## Instructions to follow
The answer must consist of every line in the data below that holds the word "DuoTe".

[Records from a data source]
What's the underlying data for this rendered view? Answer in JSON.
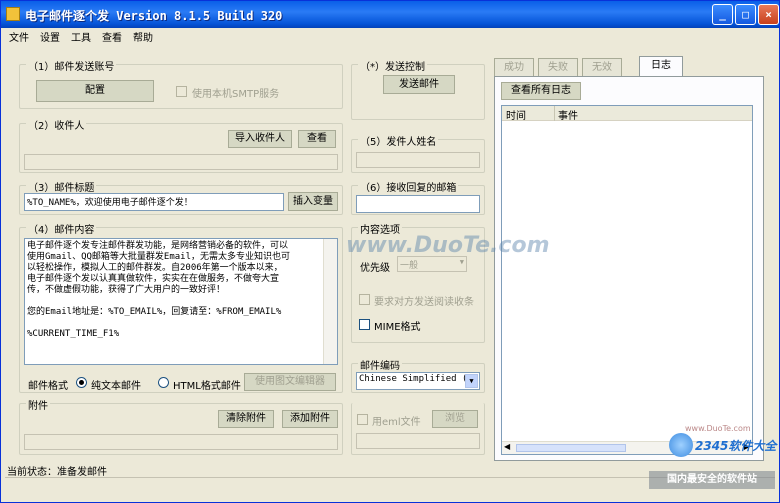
{
  "window": {
    "title": "电子邮件逐个发 Version 8.1.5 Build 320",
    "buttons": {
      "minimize": "_",
      "maximize": "□",
      "close": "×"
    }
  },
  "menu": [
    "文件",
    "设置",
    "工具",
    "查看",
    "帮助"
  ],
  "sender_account": {
    "legend": "（1）邮件发送账号",
    "config_button": "配置",
    "use_local_smtp": {
      "label": "使用本机SMTP服务",
      "checked": false,
      "disabled": true
    }
  },
  "recipients": {
    "legend": "（2）收件人",
    "import_button": "导入收件人",
    "view_button": "查看",
    "value": ""
  },
  "subject": {
    "legend": "（3）邮件标题",
    "value": "%TO_NAME%，欢迎使用电子邮件逐个发！",
    "insert_var_button": "插入变量"
  },
  "content": {
    "legend": "（4）邮件内容",
    "lines": [
      "电子邮件逐个发专注邮件群发功能，是网络营销必备的软件，可以",
      "使用Gmail、QQ邮箱等大批量群发Email，无需太多专业知识也可",
      "以轻松操作，模拟人工的邮件群发。自2006年第一个版本以来，",
      "电子邮件逐个发以认真真做软件，实实在在做服务，不做夸大宣",
      "传，不做虚假功能，获得了广大用户的一致好评！",
      "",
      "您的Email地址是：%TO_EMAIL%，回复请至：%FROM_EMAIL%",
      "",
      "%CURRENT_TIME_F1%"
    ],
    "format_label": "邮件格式",
    "format_plain": "纯文本邮件",
    "format_html": "HTML格式邮件",
    "selected_format": "plain",
    "image_editor_button": "使用图文编辑器"
  },
  "attachments": {
    "legend": "附件",
    "clear_button": "清除附件",
    "add_button": "添加附件"
  },
  "send_control": {
    "legend": "（*）发送控制",
    "send_button": "发送邮件"
  },
  "sender_name": {
    "legend": "（5）发件人姓名",
    "value": ""
  },
  "reply_to": {
    "legend": "（6）接收回复的邮箱",
    "value": ""
  },
  "content_options": {
    "legend": "内容选项",
    "priority_label": "优先级",
    "priority_value": "一般",
    "read_receipt": {
      "label": "要求对方发送阅读收条",
      "checked": false,
      "disabled": true
    },
    "mime": {
      "label": "MIME格式",
      "checked": false
    }
  },
  "encoding": {
    "legend": "邮件编码",
    "value": "Chinese Simplified (G"
  },
  "eml": {
    "label": "用eml文件",
    "browse_button": "浏览"
  },
  "tabs": [
    {
      "label": "成功",
      "active": false
    },
    {
      "label": "失败",
      "active": false
    },
    {
      "label": "无效",
      "active": false
    },
    {
      "label": "日志",
      "active": true
    }
  ],
  "log": {
    "view_all_button": "查看所有日志",
    "columns": [
      "时间",
      "事件"
    ]
  },
  "status": {
    "text": "当前状态：准备发邮件"
  },
  "watermarks": {
    "center": "www.DuoTe.com",
    "small": "www.DuoTe.com",
    "brand": "2345软件大全",
    "slogan": "国内最安全的软件站"
  },
  "colors": {
    "titlebar": "#0a5fe8",
    "face": "#ece9d8",
    "button": "#d6d8c4"
  }
}
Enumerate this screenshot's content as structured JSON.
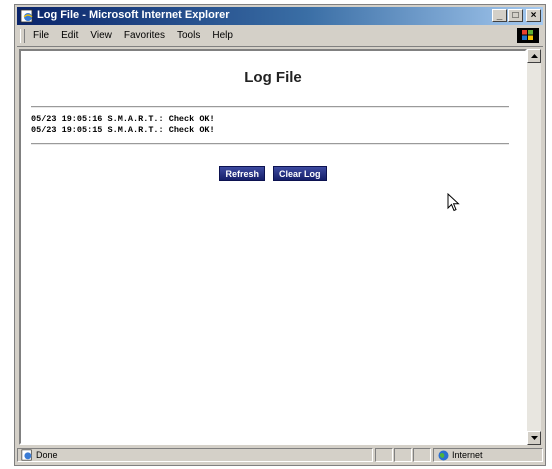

## Expected output
    "center": "www.DuoTe.com",
    "small": "www.DuoTe.com",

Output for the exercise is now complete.